It uses very common building blocks. The high voltage power supply is a classical oscillator circuit used in many places where a low current and high voltage is needed.
TR is a step-up transformer salvaged from a xenon light circuit. You can find similar transformers in fluorescent tube portable flashlights and similar devices using battery operated fluorescent tubes..
T is a common NPN transistor. Many transistors will work in this circuit. I used a 2SD1207 just because I found it in my junk box. Test some different transistors. Ones seems to work better that others in this kind of oscillators.
D is a fast switching high voltage diode. I used a RG1M fast switching diode from an old TV set. Don't use 1N4007, it works fine at 50/60 - 100/120 Hz but fails at several kHz.
This simple high voltage power supply is stable enough if input voltage is stable, so I placed a 78L33 regulator in front of it. This limits the minimum Geiger's supply voltage to around 5 volts. The output voltage can be adjusted with the aid of the 22k variable resistor from about 200 up to 800 volts.
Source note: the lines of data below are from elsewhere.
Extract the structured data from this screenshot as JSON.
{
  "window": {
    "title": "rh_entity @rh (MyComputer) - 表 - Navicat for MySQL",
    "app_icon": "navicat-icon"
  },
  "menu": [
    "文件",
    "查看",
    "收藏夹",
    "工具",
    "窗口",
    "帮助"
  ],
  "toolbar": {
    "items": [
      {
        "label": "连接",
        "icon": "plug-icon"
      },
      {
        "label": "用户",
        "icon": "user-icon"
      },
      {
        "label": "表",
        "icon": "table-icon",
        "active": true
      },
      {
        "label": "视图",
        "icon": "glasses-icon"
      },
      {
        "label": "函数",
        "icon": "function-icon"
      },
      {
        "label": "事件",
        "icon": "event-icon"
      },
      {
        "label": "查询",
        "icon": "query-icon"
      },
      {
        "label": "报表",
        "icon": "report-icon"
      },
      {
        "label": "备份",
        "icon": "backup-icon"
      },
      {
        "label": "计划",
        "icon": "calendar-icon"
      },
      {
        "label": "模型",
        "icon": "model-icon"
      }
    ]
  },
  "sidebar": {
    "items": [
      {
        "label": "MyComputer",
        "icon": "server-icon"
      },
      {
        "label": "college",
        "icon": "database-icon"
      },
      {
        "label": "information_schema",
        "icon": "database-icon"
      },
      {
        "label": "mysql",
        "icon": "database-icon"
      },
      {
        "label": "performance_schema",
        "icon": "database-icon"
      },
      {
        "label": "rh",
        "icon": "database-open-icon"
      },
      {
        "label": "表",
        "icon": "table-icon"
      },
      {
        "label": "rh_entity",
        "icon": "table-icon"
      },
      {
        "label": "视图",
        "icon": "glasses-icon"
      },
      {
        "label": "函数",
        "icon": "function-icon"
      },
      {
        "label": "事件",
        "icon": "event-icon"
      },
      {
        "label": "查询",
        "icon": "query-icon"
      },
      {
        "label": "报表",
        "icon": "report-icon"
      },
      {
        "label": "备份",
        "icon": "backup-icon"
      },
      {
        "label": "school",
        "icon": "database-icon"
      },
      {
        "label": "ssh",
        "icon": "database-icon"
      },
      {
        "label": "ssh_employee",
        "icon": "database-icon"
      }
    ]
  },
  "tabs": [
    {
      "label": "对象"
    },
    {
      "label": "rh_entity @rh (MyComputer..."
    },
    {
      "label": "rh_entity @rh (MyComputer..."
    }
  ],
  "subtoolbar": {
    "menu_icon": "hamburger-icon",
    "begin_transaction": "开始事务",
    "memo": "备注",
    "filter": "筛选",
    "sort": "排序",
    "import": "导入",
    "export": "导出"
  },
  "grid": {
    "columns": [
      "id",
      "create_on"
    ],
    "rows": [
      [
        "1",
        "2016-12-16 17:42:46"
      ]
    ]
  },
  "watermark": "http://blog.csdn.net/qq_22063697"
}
The tube used is a ZP1401 from Mullard, almost identical to the LND 712 useful to detect alphas, betas and gammas. RSense and RLoad are taken from the LND 712 datasheet (1 and 10 Mohms) in the same way as the operating voltage (500 volts).
The circuit was mounted into an aluminum box with a hole to get alpha particles to get into the tube mica window. To protect this extremely delicate mica window a wire mess cut from a desktop pencil bucket was used with great success.
I use regularly this geiger counter with a cheap RS232-USB adapter and works fine. I installed a switch to disable the beeper, very useful during long background monitoring periods.The whole geiger in operation draws only 30 mA so it can be powered from the USB port if desired.